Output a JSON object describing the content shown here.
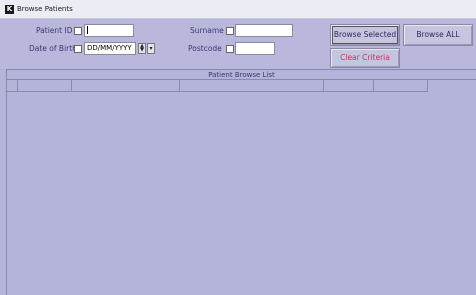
{
  "window": {
    "title": "Browse Patients",
    "icon": "app-k-icon"
  },
  "criteria": {
    "patient_id_label": "Patient ID",
    "patient_id_value": "",
    "dob_label": "Date of Birth",
    "dob_value": "DD/MM/YYYY",
    "surname_label": "Surname",
    "surname_value": "",
    "postcode_label": "Postcode",
    "postcode_value": ""
  },
  "buttons": {
    "browse_selected": "Browse Selected",
    "browse_all": "Browse ALL",
    "clear_criteria": "Clear Criteria"
  },
  "grid": {
    "title": "Patient Browse List",
    "columns": [
      "",
      "",
      "",
      "",
      "",
      ""
    ]
  },
  "colors": {
    "background": "#b4b3da",
    "clear_text": "#d03060"
  }
}
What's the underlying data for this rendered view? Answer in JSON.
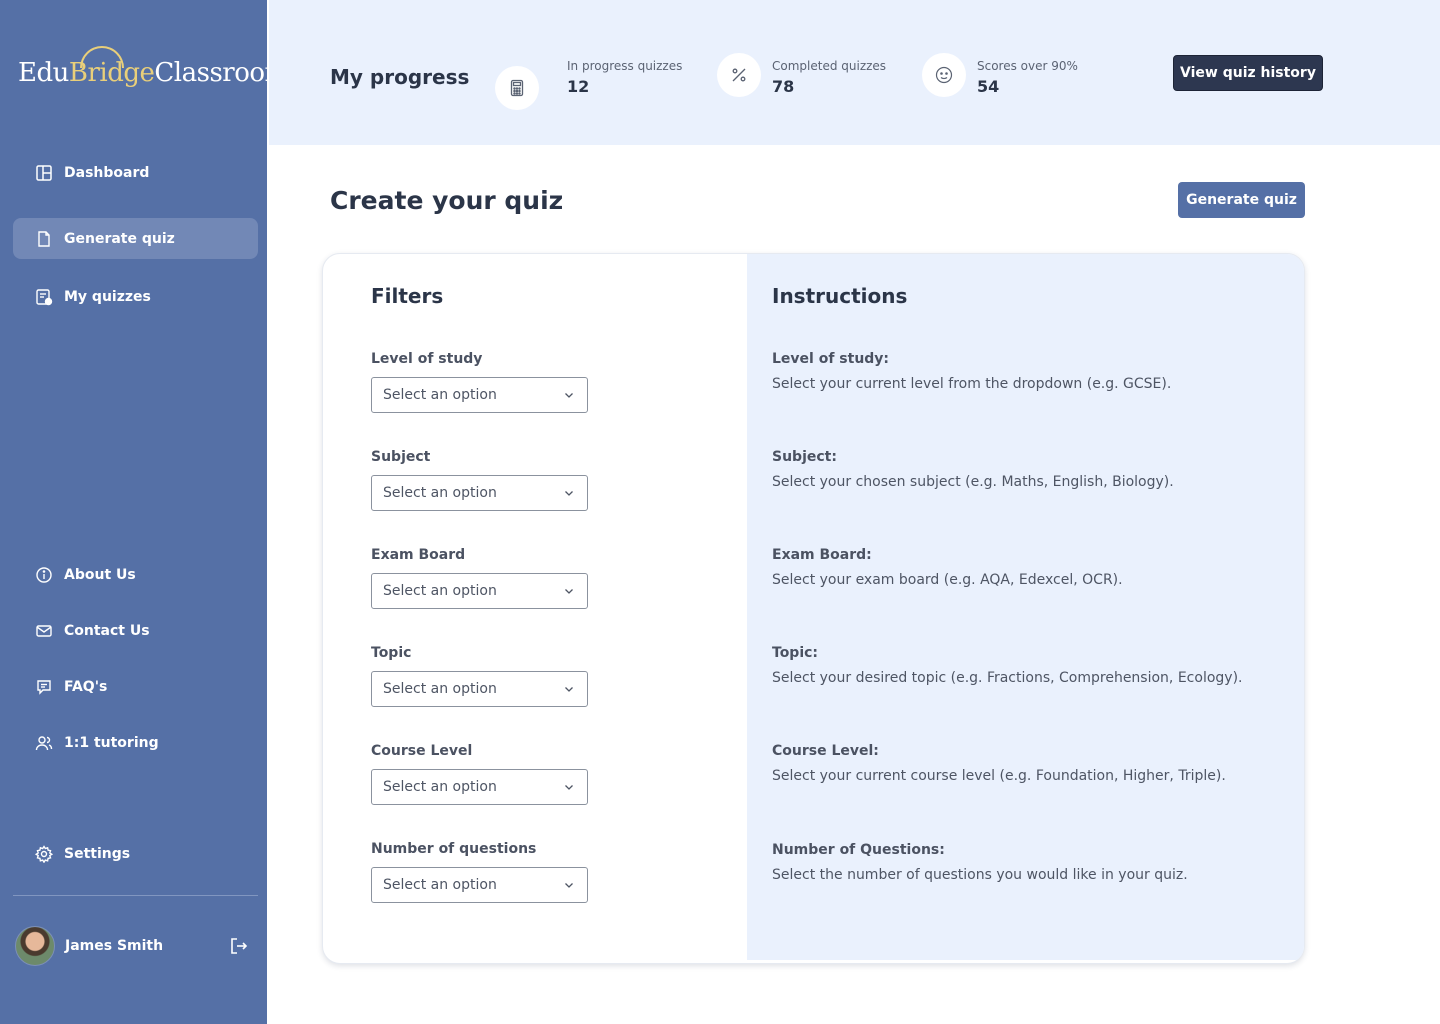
{
  "brand": {
    "part1": "Edu",
    "part2": "Bridge",
    "part3": "Classroom"
  },
  "sidebar": {
    "nav_top": [
      {
        "label": "Dashboard",
        "icon": "layout-icon"
      },
      {
        "label": "Generate quiz",
        "icon": "file-icon",
        "active": true
      },
      {
        "label": "My quizzes",
        "icon": "quiz-icon"
      }
    ],
    "nav_bottom": [
      {
        "label": "About Us",
        "icon": "info-icon"
      },
      {
        "label": "Contact Us",
        "icon": "mail-icon"
      },
      {
        "label": "FAQ's",
        "icon": "chat-icon"
      },
      {
        "label": "1:1 tutoring",
        "icon": "users-icon"
      }
    ],
    "settings": {
      "label": "Settings",
      "icon": "gear-icon"
    },
    "user": {
      "name": "James Smith"
    }
  },
  "progress": {
    "title": "My progress",
    "stats": [
      {
        "label": "In progress quizzes",
        "value": "12",
        "icon": "calculator-icon"
      },
      {
        "label": "Completed quizzes",
        "value": "78",
        "icon": "percent-icon"
      },
      {
        "label": "Scores over 90%",
        "value": "54",
        "icon": "smiley-icon"
      }
    ],
    "history_button": "View quiz history"
  },
  "main": {
    "title": "Create your quiz",
    "generate_button": "Generate quiz",
    "filters_heading": "Filters",
    "instructions_heading": "Instructions",
    "filters": [
      {
        "label": "Level of study",
        "placeholder": "Select an option"
      },
      {
        "label": "Subject",
        "placeholder": "Select an option"
      },
      {
        "label": "Exam Board",
        "placeholder": "Select an option"
      },
      {
        "label": "Topic",
        "placeholder": "Select an option"
      },
      {
        "label": "Course Level",
        "placeholder": "Select an option"
      },
      {
        "label": "Number of questions",
        "placeholder": "Select an option"
      }
    ],
    "instructions": [
      {
        "title": "Level of study:",
        "text": "Select your current level from the dropdown (e.g. GCSE)."
      },
      {
        "title": "Subject:",
        "text": "Select your chosen subject (e.g. Maths, English, Biology)."
      },
      {
        "title": "Exam Board:",
        "text": "Select your exam board (e.g. AQA, Edexcel, OCR)."
      },
      {
        "title": "Topic:",
        "text": "Select your desired topic (e.g. Fractions, Comprehension, Ecology)."
      },
      {
        "title": "Course Level:",
        "text": "Select your current course level (e.g. Foundation, Higher, Triple)."
      },
      {
        "title": "Number of Questions:",
        "text": "Select the number of questions you would like in your quiz."
      }
    ]
  },
  "colors": {
    "sidebar": "#5570a6",
    "accent_bg": "#eaf1fd",
    "dark_button": "#2d3750",
    "logo_gold": "#e9cf7a"
  }
}
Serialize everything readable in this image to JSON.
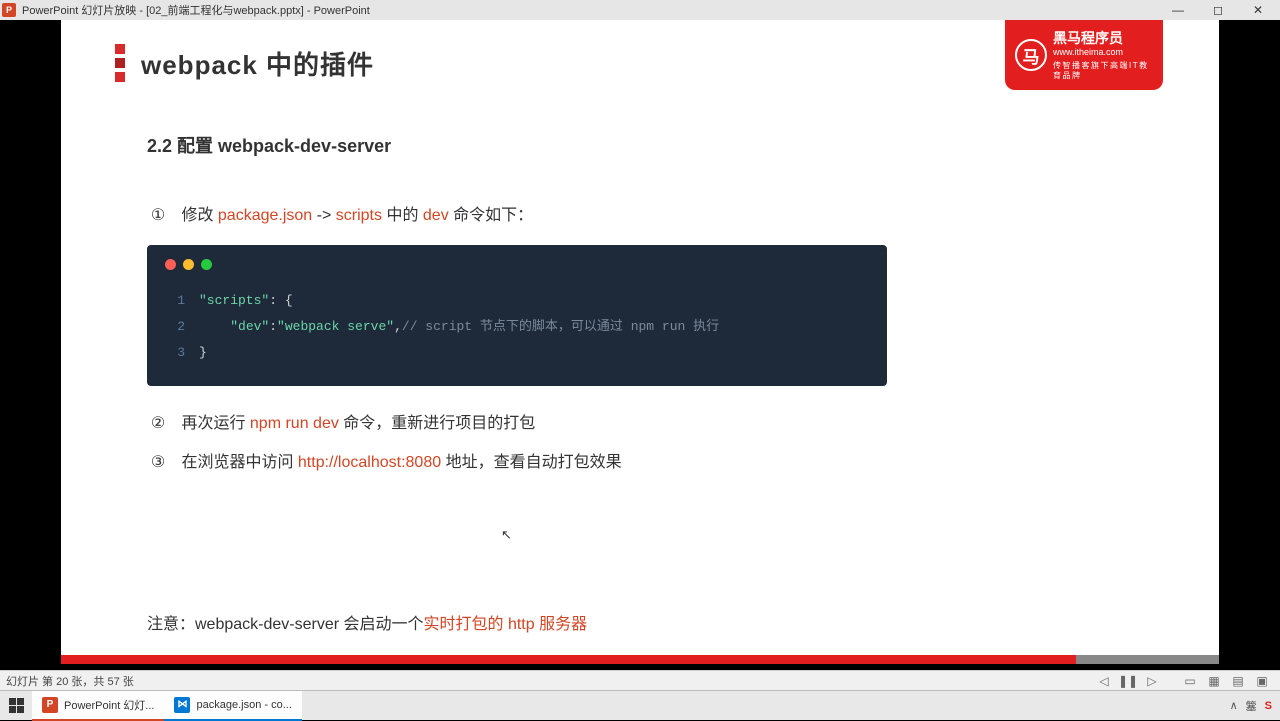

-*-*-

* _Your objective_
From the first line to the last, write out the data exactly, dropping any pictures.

* _Exercise answer_
Output a JSON object describing the content shown here.
{
  "window": {
    "title": "Browse Patients",
    "icon": "app-k-icon"
  },
  "criteria": {
    "patient_id_label": "Patient ID",
    "patient_id_value": "",
    "dob_label": "Date of Birth",
    "dob_value": "DD/MM/YYYY",
    "surname_label": "Surname",
    "surname_value": "",
    "postcode_label": "Postcode",
    "postcode_value": ""
  },
  "buttons": {
    "browse_selected": "Browse Selected",
    "browse_all": "Browse ALL",
    "clear_criteria": "Clear Criteria"
  },
  "grid": {
    "title": "Patient Browse List",
    "columns": [
      "",
      "",
      "",
      "",
      "",
      ""
    ]
  },
  "colors": {
    "background": "#b4b3da",
    "clear_text": "#d03060"
  }
}
What's the underlying data for this rendered view? Answer in JSON.
{
  "brand": {
    "part1": "Edu",
    "part2": "Bridge",
    "part3": "Classroom"
  },
  "sidebar": {
    "nav_top": [
      {
        "label": "Dashboard",
        "icon": "layout-icon"
      },
      {
        "label": "Generate quiz",
        "icon": "file-icon",
        "active": true
      },
      {
        "label": "My quizzes",
        "icon": "quiz-icon"
      }
    ],
    "nav_bottom": [
      {
        "label": "About Us",
        "icon": "info-icon"
      },
      {
        "label": "Contact Us",
        "icon": "mail-icon"
      },
      {
        "label": "FAQ's",
        "icon": "chat-icon"
      },
      {
        "label": "1:1 tutoring",
        "icon": "users-icon"
      }
    ],
    "settings": {
      "label": "Settings",
      "icon": "gear-icon"
    },
    "user": {
      "name": "James Smith"
    }
  },
  "progress": {
    "title": "My progress",
    "stats": [
      {
        "label": "In progress quizzes",
        "value": "12",
        "icon": "calculator-icon"
      },
      {
        "label": "Completed quizzes",
        "value": "78",
        "icon": "percent-icon"
      },
      {
        "label": "Scores over 90%",
        "value": "54",
        "icon": "smiley-icon"
      }
    ],
    "history_button": "View quiz history"
  },
  "main": {
    "title": "Create your quiz",
    "generate_button": "Generate quiz",
    "filters_heading": "Filters",
    "instructions_heading": "Instructions",
    "filters": [
      {
        "label": "Level of study",
        "placeholder": "Select an option"
      },
      {
        "label": "Subject",
        "placeholder": "Select an option"
      },
      {
        "label": "Exam Board",
        "placeholder": "Select an option"
      },
      {
        "label": "Topic",
        "placeholder": "Select an option"
      },
      {
        "label": "Course Level",
        "placeholder": "Select an option"
      },
      {
        "label": "Number of questions",
        "placeholder": "Select an option"
      }
    ],
    "instructions": [
      {
        "title": "Level of study:",
        "text": "Select your current level from the dropdown (e.g. GCSE)."
      },
      {
        "title": "Subject:",
        "text": "Select your chosen subject (e.g. Maths, English, Biology)."
      },
      {
        "title": "Exam Board:",
        "text": "Select your exam board (e.g. AQA, Edexcel, OCR)."
      },
      {
        "title": "Topic:",
        "text": "Select your desired topic (e.g. Fractions, Comprehension, Ecology)."
      },
      {
        "title": "Course Level:",
        "text": "Select your current course level (e.g. Foundation, Higher, Triple)."
      },
      {
        "title": "Number of Questions:",
        "text": "Select the number of questions you would like in your quiz."
      }
    ]
  },
  "colors": {
    "sidebar": "#5570a6",
    "accent_bg": "#eaf1fd",
    "dark_button": "#2d3750",
    "logo_gold": "#e9cf7a"
  }
}
Serialize everything readable in this image to JSON.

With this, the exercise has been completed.